- [WHAT IS NEEDED]: Every line with the string "EURUSD" must be copied from the entries below.

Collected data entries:

******

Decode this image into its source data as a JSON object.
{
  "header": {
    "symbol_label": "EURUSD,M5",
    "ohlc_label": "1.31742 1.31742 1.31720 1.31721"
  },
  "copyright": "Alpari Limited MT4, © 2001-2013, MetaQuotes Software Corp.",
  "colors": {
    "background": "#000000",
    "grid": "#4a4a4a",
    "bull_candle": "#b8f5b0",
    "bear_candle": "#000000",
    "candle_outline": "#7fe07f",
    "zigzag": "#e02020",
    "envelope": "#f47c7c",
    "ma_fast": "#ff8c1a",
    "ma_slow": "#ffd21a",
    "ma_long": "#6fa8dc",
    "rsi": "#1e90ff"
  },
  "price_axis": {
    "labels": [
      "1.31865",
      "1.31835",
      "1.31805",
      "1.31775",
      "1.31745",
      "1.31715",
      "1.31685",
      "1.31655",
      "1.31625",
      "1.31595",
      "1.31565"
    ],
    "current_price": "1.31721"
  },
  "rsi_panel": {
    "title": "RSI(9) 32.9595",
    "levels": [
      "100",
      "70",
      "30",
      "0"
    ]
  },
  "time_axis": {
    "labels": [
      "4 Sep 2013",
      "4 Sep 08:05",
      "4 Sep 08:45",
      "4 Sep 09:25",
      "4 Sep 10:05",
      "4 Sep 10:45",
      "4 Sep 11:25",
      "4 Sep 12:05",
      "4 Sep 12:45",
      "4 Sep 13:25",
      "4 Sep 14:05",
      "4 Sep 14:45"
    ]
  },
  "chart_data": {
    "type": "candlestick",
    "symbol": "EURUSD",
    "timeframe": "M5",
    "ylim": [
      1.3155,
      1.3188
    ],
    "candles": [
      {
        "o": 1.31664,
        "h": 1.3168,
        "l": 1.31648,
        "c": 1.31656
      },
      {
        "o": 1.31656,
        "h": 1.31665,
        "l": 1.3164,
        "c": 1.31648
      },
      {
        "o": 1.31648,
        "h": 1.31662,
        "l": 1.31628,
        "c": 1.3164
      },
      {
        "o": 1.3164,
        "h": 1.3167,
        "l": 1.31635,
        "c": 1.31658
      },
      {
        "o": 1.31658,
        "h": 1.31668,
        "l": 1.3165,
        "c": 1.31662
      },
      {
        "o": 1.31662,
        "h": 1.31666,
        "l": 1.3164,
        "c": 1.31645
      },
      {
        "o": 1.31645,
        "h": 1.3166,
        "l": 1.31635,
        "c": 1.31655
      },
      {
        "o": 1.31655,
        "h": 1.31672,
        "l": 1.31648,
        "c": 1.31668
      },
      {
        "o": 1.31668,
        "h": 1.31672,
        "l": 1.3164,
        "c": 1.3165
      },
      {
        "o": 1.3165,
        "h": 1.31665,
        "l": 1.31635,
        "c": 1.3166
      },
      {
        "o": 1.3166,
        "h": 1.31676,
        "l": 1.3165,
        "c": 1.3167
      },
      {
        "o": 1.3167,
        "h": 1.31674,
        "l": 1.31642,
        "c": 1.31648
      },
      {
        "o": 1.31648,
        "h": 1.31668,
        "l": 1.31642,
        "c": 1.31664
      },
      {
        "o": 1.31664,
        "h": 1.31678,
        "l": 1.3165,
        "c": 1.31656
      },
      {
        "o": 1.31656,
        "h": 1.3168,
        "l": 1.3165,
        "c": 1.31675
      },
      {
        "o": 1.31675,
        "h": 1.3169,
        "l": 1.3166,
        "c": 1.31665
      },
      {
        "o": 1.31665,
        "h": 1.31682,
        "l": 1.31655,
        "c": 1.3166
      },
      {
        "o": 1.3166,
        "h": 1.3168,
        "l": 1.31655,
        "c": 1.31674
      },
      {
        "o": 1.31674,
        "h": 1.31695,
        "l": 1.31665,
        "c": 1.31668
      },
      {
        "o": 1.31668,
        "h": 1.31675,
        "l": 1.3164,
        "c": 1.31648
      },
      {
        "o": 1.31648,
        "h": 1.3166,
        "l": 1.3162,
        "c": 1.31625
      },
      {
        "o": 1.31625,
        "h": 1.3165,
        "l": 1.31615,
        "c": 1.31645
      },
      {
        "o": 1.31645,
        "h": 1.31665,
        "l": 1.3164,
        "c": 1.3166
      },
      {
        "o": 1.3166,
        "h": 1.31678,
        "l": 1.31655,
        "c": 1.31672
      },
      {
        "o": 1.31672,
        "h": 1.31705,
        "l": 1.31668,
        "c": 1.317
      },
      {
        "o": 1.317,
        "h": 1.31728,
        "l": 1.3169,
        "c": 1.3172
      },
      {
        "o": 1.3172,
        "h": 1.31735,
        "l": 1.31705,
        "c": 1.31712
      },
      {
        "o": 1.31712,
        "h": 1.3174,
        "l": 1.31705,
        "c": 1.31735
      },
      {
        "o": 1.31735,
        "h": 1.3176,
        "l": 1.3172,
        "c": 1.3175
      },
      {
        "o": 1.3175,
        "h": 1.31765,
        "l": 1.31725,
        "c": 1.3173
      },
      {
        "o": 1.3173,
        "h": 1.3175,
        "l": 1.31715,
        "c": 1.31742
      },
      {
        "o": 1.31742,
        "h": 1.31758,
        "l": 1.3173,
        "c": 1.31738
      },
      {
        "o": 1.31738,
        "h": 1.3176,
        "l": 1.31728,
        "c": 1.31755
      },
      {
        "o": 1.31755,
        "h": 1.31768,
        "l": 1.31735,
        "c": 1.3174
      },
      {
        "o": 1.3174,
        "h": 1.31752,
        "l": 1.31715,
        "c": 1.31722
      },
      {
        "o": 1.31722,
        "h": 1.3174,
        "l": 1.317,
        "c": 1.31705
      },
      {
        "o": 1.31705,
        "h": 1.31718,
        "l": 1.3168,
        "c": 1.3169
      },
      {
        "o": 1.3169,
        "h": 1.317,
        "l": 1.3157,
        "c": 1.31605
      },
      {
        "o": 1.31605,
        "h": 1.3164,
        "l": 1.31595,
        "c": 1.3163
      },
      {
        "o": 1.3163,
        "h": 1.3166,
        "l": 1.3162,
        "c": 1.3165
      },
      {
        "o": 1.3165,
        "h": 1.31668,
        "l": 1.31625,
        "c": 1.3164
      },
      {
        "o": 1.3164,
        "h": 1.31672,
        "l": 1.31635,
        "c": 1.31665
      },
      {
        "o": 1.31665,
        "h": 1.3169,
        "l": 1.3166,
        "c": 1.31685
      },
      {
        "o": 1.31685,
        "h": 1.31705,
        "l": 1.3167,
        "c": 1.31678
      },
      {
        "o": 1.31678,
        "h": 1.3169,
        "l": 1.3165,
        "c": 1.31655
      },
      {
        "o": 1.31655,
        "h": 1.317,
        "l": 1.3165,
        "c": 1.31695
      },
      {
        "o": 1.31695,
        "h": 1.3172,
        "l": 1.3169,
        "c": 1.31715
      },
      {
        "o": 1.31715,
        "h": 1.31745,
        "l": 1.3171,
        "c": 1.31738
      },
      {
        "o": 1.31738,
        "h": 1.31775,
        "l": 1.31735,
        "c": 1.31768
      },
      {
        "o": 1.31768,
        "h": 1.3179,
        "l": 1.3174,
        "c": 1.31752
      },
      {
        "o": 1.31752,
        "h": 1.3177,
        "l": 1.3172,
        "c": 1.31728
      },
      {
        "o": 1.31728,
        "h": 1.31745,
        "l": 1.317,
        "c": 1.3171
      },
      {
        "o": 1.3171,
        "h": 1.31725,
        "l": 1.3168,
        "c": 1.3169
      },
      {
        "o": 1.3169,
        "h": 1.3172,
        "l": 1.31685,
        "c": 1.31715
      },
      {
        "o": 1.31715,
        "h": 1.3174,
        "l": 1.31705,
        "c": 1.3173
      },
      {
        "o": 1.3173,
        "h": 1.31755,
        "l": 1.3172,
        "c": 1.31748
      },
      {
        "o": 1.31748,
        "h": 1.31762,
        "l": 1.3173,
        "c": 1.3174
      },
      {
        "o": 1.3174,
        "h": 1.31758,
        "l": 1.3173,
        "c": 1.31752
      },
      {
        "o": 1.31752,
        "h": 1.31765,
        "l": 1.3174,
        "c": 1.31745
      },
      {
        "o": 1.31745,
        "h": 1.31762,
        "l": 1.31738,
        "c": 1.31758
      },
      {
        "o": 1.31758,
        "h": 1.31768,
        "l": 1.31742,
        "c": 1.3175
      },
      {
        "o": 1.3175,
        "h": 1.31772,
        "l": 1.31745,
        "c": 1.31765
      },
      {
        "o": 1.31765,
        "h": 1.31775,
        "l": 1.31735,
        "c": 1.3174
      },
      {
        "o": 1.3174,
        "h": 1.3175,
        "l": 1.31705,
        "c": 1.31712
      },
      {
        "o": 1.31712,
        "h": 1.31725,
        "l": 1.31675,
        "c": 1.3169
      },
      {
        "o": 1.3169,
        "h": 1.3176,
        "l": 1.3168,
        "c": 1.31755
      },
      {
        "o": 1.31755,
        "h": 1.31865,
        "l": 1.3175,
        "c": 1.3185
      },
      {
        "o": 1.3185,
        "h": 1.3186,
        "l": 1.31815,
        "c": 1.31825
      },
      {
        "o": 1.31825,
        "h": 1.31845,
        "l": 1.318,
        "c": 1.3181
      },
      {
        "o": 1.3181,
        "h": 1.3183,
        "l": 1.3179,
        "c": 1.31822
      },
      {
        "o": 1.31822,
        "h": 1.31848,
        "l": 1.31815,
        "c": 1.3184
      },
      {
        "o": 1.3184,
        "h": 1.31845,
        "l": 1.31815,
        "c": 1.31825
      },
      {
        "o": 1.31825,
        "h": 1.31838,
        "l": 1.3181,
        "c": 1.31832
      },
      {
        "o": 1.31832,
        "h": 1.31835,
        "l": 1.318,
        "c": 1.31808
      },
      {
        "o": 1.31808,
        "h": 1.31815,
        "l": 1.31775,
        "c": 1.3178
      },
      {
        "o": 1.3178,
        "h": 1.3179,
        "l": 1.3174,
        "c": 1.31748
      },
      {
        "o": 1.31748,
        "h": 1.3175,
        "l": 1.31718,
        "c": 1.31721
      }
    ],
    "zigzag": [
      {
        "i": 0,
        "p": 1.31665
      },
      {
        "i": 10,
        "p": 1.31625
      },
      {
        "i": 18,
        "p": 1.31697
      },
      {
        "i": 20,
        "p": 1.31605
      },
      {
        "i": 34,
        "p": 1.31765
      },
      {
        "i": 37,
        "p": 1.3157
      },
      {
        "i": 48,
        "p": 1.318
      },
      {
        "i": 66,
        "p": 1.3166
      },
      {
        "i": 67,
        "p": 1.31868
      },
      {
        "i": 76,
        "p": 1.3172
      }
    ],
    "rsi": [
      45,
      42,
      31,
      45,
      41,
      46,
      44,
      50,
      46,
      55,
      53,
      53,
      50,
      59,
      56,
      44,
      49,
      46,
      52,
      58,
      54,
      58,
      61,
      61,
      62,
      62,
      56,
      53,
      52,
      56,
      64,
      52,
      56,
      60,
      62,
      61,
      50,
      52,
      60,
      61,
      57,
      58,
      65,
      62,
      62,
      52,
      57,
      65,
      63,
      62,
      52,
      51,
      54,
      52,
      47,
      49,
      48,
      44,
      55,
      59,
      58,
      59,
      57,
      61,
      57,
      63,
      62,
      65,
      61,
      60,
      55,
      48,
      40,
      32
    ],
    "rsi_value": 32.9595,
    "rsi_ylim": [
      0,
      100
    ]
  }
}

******

- [EXERCISE ANSWER]:
    "symbol_label": "EURUSD,M5",
    "symbol": "EURUSD",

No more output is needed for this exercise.